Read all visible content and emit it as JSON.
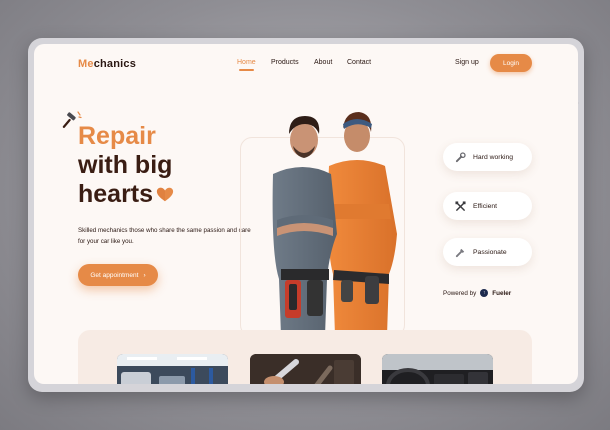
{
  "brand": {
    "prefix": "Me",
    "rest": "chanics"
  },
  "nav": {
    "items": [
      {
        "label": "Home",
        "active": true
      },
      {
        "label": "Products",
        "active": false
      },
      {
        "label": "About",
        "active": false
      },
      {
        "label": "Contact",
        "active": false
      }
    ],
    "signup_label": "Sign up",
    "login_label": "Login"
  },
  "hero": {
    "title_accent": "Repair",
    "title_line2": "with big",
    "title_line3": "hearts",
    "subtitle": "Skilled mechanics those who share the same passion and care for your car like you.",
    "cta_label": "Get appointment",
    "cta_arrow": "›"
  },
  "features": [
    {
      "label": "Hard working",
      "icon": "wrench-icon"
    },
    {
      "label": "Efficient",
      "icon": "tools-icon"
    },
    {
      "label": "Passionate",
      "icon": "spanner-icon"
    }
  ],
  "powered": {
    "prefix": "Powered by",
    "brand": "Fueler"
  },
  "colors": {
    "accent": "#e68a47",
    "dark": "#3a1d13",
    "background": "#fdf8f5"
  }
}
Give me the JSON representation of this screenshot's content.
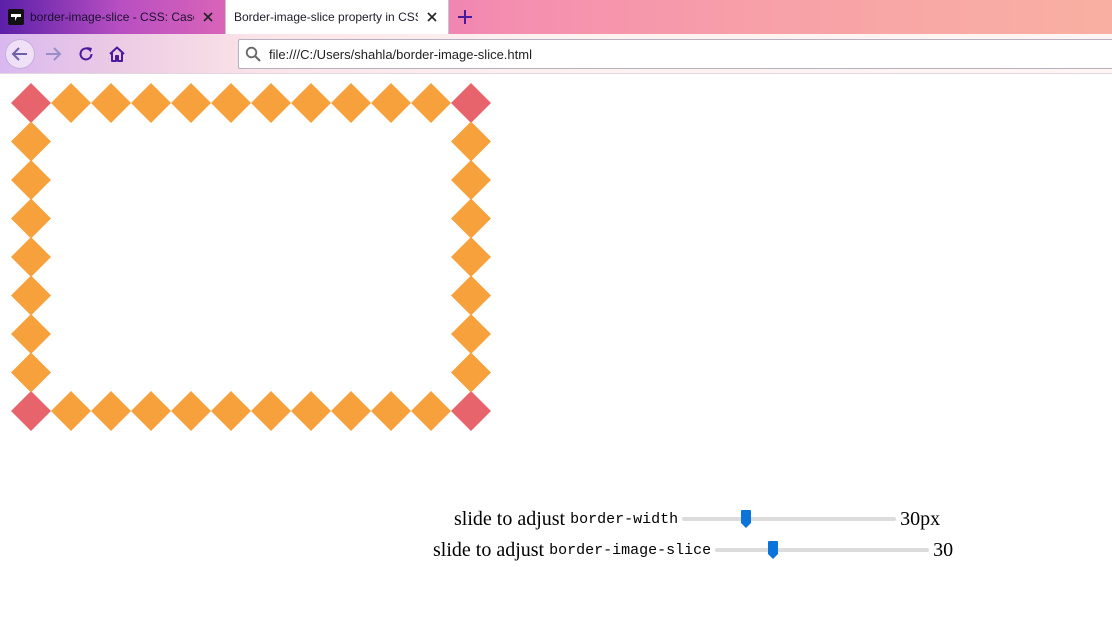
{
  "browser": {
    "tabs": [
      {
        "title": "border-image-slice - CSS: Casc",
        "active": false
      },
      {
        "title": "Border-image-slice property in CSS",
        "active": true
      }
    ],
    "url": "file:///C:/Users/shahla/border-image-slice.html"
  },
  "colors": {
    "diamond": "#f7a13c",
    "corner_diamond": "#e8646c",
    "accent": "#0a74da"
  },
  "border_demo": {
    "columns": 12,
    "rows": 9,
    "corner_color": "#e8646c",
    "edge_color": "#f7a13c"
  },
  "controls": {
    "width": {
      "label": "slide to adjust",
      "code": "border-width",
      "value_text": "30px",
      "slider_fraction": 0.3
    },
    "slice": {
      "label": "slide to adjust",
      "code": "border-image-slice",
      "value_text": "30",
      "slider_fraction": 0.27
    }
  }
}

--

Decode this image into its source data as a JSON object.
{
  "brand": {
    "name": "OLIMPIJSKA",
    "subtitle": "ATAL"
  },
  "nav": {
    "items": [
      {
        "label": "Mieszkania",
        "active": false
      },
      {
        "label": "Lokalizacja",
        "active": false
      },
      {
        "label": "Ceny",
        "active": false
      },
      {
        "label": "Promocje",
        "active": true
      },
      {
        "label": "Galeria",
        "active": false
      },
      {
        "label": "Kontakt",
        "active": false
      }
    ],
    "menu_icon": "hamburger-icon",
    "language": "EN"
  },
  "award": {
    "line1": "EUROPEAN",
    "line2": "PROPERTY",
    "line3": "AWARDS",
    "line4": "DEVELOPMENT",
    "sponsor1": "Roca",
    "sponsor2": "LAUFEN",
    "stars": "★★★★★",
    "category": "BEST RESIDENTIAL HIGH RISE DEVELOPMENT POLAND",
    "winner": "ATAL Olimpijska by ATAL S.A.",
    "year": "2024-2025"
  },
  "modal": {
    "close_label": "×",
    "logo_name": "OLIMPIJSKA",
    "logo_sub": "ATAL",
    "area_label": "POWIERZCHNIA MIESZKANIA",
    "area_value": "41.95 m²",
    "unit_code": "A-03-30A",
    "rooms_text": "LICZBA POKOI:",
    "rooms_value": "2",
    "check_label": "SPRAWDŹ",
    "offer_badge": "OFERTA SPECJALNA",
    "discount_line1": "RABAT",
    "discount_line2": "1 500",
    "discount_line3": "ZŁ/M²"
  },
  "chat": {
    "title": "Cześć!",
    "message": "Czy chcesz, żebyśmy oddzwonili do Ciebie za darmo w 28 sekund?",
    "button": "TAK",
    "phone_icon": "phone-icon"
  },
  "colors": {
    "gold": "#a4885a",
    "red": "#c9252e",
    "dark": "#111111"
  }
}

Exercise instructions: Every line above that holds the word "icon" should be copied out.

Solution for this task:
      "icon": "wrench-icon"
      "icon": "tools-icon"
      "icon": "spanner-icon"
    "menu_icon": "hamburger-icon",
    "phone_icon": "phone-icon"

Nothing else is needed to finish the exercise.